While Rachel struggled initially with the diagnosis, especially once her friend from France left, she once again proved her strength when she picked herself up, said that she had never let her disabilities stop her from doing what she wanted before and wasn’t going to let this latest hurdle stop her either. She is now in her junior year at SCAD and is an outstanding documentary photographer. You can see her portfolio online at http://rachelchaikof.com/portfolio/ . She has continued to travel and is easily one of the most independent women I know of any age. She has traveled by herself to several areas in France, staying with host families there, to Italy to meet a family with a son with a cochlear implant, to Australia to meet an online friend of mine who has a son with a cochlear implant, to New Zealand where she met another implant recipient, and to Israel. She is now planning four weeks this summer in South America where she will participate in intensive classes in Spanish, which she hopes will increase her chances of acceptance into the Peace Corps after she graduates from college in the spring of 2010.
Rachel has continued to be an advocate for cochlear implants, both through www.cochlearimplantonline.com, through speaking up on other blogs and through becoming a Cochlear Awareness Volunteer. This past December, while in Australia, she gave several talks to the employees of Cochlear Corporation about her life as a cochlear implant user. Then, Cochlear flew her to Adelaide where she gave a talk about bilateral cochlear implants at an Auditory-Verbal center there. Also after her freshman year of college, she won the Graham Clark Scholarship Award. “The Graeme Clark Cochlear Scholarship Foundation recognizes the remarkable achievements of Nucleus cochlear implant recipients annually by providing tuition assistance.”

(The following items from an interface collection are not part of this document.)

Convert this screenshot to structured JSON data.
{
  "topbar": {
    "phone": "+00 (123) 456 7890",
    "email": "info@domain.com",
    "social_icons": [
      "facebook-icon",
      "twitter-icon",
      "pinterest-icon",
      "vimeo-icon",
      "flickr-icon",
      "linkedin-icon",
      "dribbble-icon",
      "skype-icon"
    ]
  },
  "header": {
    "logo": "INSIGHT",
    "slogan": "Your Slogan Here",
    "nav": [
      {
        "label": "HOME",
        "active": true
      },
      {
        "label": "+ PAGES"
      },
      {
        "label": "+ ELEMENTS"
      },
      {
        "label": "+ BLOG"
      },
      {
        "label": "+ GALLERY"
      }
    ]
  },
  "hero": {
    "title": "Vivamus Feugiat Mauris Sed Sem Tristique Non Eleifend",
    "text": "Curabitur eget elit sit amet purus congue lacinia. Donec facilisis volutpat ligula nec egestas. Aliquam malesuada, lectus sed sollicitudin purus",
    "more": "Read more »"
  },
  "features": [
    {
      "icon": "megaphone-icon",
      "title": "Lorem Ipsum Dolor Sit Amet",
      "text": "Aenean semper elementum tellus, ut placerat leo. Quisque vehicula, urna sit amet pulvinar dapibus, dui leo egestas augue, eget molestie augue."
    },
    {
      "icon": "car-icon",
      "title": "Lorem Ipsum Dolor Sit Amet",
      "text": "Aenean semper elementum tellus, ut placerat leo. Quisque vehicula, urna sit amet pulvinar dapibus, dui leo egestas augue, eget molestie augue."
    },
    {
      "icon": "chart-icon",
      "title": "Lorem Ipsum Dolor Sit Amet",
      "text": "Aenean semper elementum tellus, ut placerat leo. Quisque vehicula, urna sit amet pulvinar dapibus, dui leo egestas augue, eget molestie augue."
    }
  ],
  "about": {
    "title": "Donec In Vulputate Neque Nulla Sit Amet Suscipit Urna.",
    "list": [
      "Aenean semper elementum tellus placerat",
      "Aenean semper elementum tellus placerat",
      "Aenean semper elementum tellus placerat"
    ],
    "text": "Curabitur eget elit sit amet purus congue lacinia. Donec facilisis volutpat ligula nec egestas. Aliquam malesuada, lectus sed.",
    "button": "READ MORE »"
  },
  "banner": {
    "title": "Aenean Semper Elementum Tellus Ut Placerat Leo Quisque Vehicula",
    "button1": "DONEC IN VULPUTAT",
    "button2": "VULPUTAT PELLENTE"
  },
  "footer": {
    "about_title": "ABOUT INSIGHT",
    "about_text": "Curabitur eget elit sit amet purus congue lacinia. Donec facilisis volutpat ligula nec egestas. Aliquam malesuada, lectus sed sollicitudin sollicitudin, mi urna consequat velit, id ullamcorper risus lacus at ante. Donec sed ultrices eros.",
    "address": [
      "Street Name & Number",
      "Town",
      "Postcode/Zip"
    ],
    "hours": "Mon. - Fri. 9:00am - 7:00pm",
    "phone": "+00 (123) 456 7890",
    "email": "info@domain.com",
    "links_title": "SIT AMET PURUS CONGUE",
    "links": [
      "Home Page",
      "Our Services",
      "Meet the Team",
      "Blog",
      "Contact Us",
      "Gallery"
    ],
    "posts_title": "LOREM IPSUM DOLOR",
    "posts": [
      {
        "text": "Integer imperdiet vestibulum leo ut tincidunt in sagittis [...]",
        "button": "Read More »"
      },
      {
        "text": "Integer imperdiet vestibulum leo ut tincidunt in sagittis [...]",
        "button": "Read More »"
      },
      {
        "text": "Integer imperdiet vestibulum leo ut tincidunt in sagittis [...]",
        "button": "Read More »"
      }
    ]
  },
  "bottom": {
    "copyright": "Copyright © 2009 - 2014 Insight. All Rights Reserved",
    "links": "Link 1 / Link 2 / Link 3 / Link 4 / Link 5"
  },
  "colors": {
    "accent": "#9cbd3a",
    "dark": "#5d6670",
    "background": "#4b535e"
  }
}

Rachel cites her philosophy in the form of a quote, “Today is a gift. That’s why it’s called the present.” That is how she views her RP. There is much promising research into an effective treatment for RP that Elliot and I follow very closely. One particular treatment is already in phase II/III clinical trials, and our hope is to get Rachel into the next phase of clinical trials, although we don’t yet know when that will be. There is so much promising research, including gene therapy, stem cell transplants, and drugs, that we believe there will be an effective treatment in our girls’ lifetime. It just can’t come soon enough. Meanwhile, Rachel and Jessica continue to live their lives from day to day, taking full advantage of all that life has to offer.